The easiest and most sustainable way to do this is to move away from unhealthy processed carbohydrates. Eat simple sustainable proteins like local meats, organic eggs, sustainably sourced fish and seafood, pulses, leafy greens and sprouts. In consuming carbohydrates, make nutritious and grounding choices like root vegetables, seasonal fruits, wild edibles, a small amount of ancient grains, and healthy fats like nuts, seeds, olives, olive and coconut oil. This simple way of eating saturates our cells in deep-seated nutrition, improves our metabolism, nourishes our micro-biome and better connects us with our natural environment.
How to Move
If we look at how our ancestors used to move you will see that they did a great deal more moving than we do today.
Research shows that the old saying ‘mens sana in corpore sano,’ a sound mind in a healthy body, starts with exercise. The Roman poet Juvenal bestowed us with this eternal truth, yet in lieu of our fast-paced modern world we tend to neglect the need to make moving our bodies a priority. At Ancient + Brave we want you to feel smarter, happier and look good, and research shows that exercise is a habit that leads us to create other good habits, and has a downstream effect on helping us make better choices. Once you get people exercising they are more likely to be kinder to themselves and others and choose to eat healthier, not because they should but because they want to.
Our ancestors did an array of physical movement like squatting, climbing, running, jumping and using their torsos to resist pushing and pulling forces. They were also prone to short spurts of high intensity movement like sprinting, or moving more slowly for longer durations, like long distance walks or hikes. It’s also important to note that unlike us, our ancestors did most of their physical work outside which research has demonstrated to have huge additional physiological and mental health benefits compared to performing your exercise indoors. The synergistic combination of exercise and exposure to nature not only has the potential to produce more endorphins but research shows that it can help us to create a much healthier relationship with the concept of exercise.
In the modern world, opting for high intensity workouts, hiking, fast paced walking, swimming, strengthening and stretching are four great ways to get into peak physical shape without having to commit to a grueling 45 mins on a treadmill in the gym.
There is also significant research to show that chronic cardio can create a negative stress response, sending your hormones into a tailspin, particularly when it comes to a cortisol.
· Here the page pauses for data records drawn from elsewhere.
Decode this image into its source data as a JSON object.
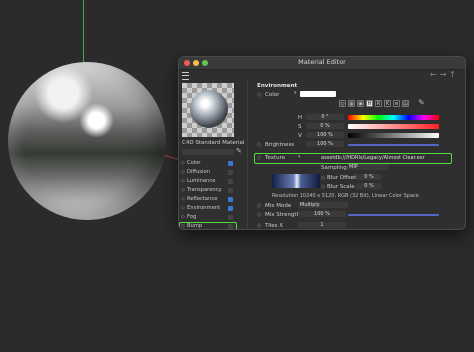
{
  "window_title": "Material Editor",
  "material_name": "C4D Standard Material",
  "channels": [
    {
      "label": "Color",
      "checked": true
    },
    {
      "label": "Diffusion",
      "checked": false
    },
    {
      "label": "Luminance",
      "checked": false
    },
    {
      "label": "Transparency",
      "checked": false
    },
    {
      "label": "Reflectance",
      "checked": true
    },
    {
      "label": "Environment",
      "checked": true
    },
    {
      "label": "Fog",
      "checked": false
    },
    {
      "label": "Bump",
      "checked": false
    }
  ],
  "section_title": "Environment",
  "color_label": "Color",
  "hsv": {
    "h_label": "H",
    "h_value": "0 °",
    "s_label": "S",
    "s_value": "0 %",
    "v_label": "V",
    "v_value": "100 %"
  },
  "brightness": {
    "label": "Brightness",
    "value": "100 %",
    "fill": 1.0
  },
  "texture": {
    "label": "Texture",
    "path": "assetdb:///HDRIs/Legacy/Almost Clear.exr"
  },
  "sampling": {
    "label": "Sampling",
    "value": "MIP"
  },
  "blur_offset": {
    "label": "Blur Offset",
    "value": "0 %"
  },
  "blur_scale": {
    "label": "Blur Scale",
    "value": "0 %"
  },
  "resolution": "Resolution 10240 x 5120, RGB (32 Bit), Linear Color Space",
  "mix_mode": {
    "label": "Mix Mode",
    "value": "Multiply"
  },
  "mix_strength": {
    "label": "Mix Strength",
    "value": "100 %",
    "fill": 1.0
  },
  "tiles_x": {
    "label": "Tiles X",
    "value": "1"
  },
  "colors": {
    "accent": "#3b76d9",
    "highlight": "#4fe03a"
  }
}
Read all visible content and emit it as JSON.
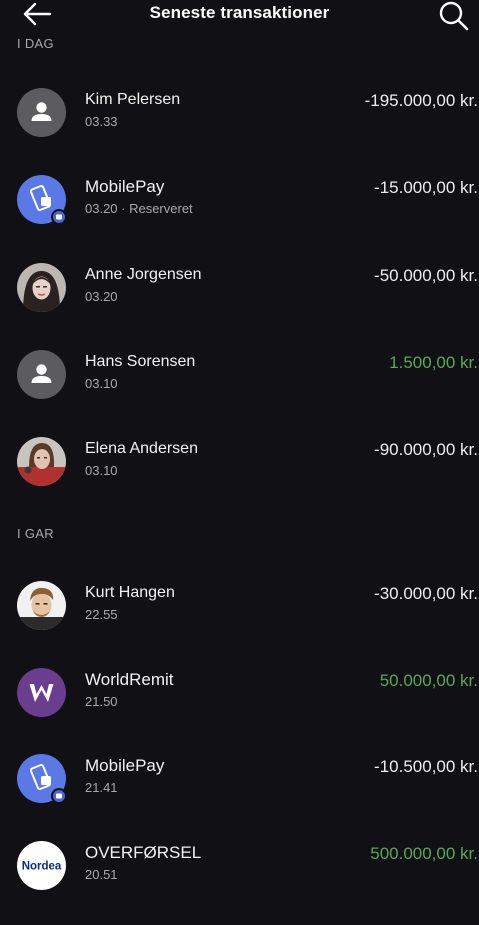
{
  "header": {
    "title": "Seneste transaktioner",
    "back_icon": "arrow-left-icon",
    "search_icon": "search-icon"
  },
  "sections": [
    {
      "label": "I DAG",
      "transactions": [
        {
          "name": "Kim Pelersen",
          "time": "03.33",
          "amount": "-195.000,00 kr.",
          "avatar": "person-placeholder-icon"
        },
        {
          "name": "MobilePay",
          "time": "03.20 · Reserveret",
          "amount": "-15.000,00 kr.",
          "avatar": "mobilepay-logo"
        },
        {
          "name": "Anne Jorgensen",
          "time": "03.20",
          "amount": "-50.000,00 kr.",
          "avatar": "photo-avatar"
        },
        {
          "name": "Hans Sorensen",
          "time": "03.10",
          "amount": "1.500,00 kr.",
          "avatar": "person-placeholder-icon"
        },
        {
          "name": "Elena Andersen",
          "time": "03.10",
          "amount": "-90.000,00 kr.",
          "avatar": "photo-avatar"
        }
      ]
    },
    {
      "label": "I GAR",
      "transactions": [
        {
          "name": "Kurt Hangen",
          "time": "22.55",
          "amount": "-30.000,00 kr.",
          "avatar": "photo-avatar"
        },
        {
          "name": "WorldRemit",
          "time": "21.50",
          "amount": "50.000,00 kr.",
          "avatar": "worldremit-logo"
        },
        {
          "name": "MobilePay",
          "time": "21.41",
          "amount": "-10.500,00 kr.",
          "avatar": "mobilepay-logo"
        },
        {
          "name": "OVERFØRSEL",
          "time": "20.51",
          "amount": "500.000,00 kr.",
          "avatar": "nordea-logo",
          "logo_text": "Nordea"
        }
      ]
    }
  ],
  "colors": {
    "background": "#111115",
    "positive_amount": "#58a855",
    "mobilepay_blue": "#5a78e6",
    "worldremit_purple": "#6a3d8f",
    "nordea_blue": "#0b2a8a"
  }
}
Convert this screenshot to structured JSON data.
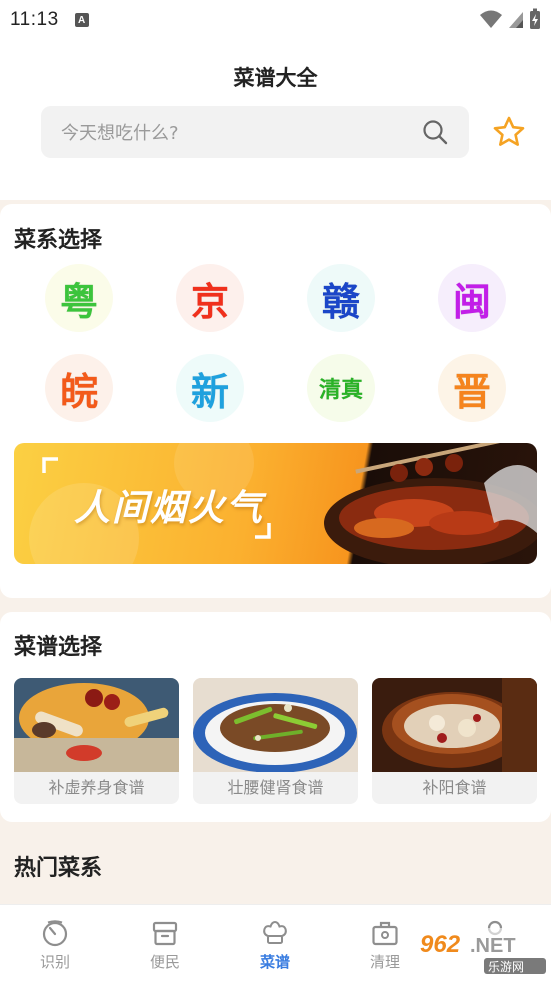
{
  "status_bar": {
    "time": "11:13",
    "app_icon_letter": "A"
  },
  "header": {
    "title": "菜谱大全"
  },
  "search": {
    "placeholder": "今天想吃什么?"
  },
  "cuisine_section": {
    "title": "菜系选择",
    "items": [
      {
        "label": "粤",
        "color": "#3cc43c",
        "bg": "#fbfce9"
      },
      {
        "label": "京",
        "color": "#f0301c",
        "bg": "#fdf0ec"
      },
      {
        "label": "赣",
        "color": "#1b46c8",
        "bg": "#eefaf9"
      },
      {
        "label": "闽",
        "color": "#c21ee8",
        "bg": "#f6eefc"
      },
      {
        "label": "皖",
        "color": "#f35a1a",
        "bg": "#fdf1ea"
      },
      {
        "label": "新",
        "color": "#1fa1de",
        "bg": "#eefbfa"
      },
      {
        "label": "清真",
        "color": "#29b226",
        "bg": "#f6fcea"
      },
      {
        "label": "晋",
        "color": "#f5841e",
        "bg": "#fdf4e7"
      }
    ],
    "banner_text": "人间烟火气"
  },
  "recipe_section": {
    "title": "菜谱选择",
    "items": [
      {
        "label": "补虚养身食谱"
      },
      {
        "label": "壮腰健肾食谱"
      },
      {
        "label": "补阳食谱"
      }
    ]
  },
  "hot_section": {
    "title": "热门菜系"
  },
  "tabs": [
    {
      "label": "识别",
      "icon": "timer-icon",
      "active": false
    },
    {
      "label": "便民",
      "icon": "box-icon",
      "active": false
    },
    {
      "label": "菜谱",
      "icon": "chef-hat-icon",
      "active": true
    },
    {
      "label": "清理",
      "icon": "briefcase-icon",
      "active": false
    },
    {
      "label": "",
      "icon": "user-icon",
      "active": false
    }
  ],
  "watermark": {
    "text_top": "962.NET",
    "text_bottom": "乐游网"
  },
  "colors": {
    "accent": "#3a7de0",
    "star": "#f5a323"
  }
}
We must signal to the body that we are moving in a good way, and that involves us keeping moving and being active every day. A high intensity seven minute strength workout followed by a walk later in the day far outweighs hammering it at the gym for an hour after sitting down all day. We must remember that we are born to move, so we must honour this human design.